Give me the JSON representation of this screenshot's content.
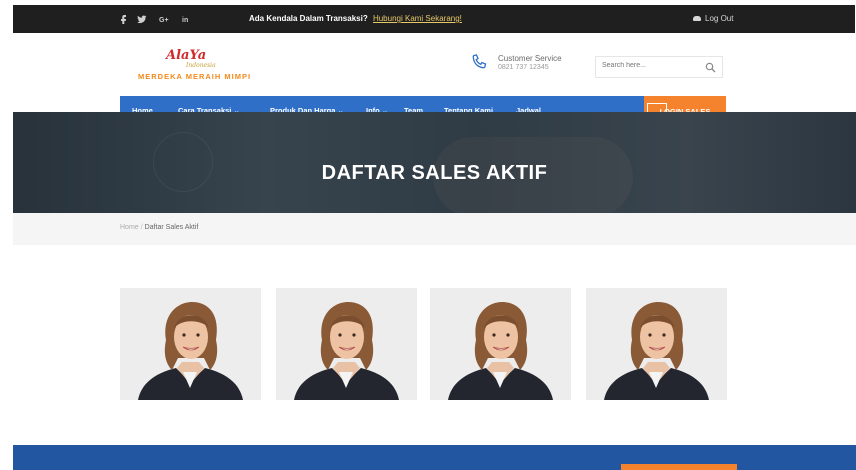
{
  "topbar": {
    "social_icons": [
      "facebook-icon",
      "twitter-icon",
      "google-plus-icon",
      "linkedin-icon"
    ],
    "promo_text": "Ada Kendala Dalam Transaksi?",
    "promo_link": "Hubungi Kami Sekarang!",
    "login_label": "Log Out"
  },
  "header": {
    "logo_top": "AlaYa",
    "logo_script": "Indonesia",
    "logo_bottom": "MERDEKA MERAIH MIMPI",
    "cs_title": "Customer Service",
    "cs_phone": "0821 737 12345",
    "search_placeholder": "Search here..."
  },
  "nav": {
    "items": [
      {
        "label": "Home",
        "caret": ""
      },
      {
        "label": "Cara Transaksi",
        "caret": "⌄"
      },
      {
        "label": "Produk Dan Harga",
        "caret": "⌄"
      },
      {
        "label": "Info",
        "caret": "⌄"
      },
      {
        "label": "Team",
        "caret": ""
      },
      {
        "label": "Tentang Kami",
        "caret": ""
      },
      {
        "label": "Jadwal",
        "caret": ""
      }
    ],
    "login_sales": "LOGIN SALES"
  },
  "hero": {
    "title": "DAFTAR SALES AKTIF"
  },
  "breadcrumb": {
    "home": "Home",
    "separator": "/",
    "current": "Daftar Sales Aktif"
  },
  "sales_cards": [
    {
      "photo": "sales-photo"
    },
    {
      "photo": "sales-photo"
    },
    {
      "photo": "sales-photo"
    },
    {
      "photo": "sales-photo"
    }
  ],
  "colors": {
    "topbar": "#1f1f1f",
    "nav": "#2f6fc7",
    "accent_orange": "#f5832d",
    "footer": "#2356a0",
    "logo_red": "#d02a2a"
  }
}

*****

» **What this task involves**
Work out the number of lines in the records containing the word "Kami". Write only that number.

» **Completed exercise**
2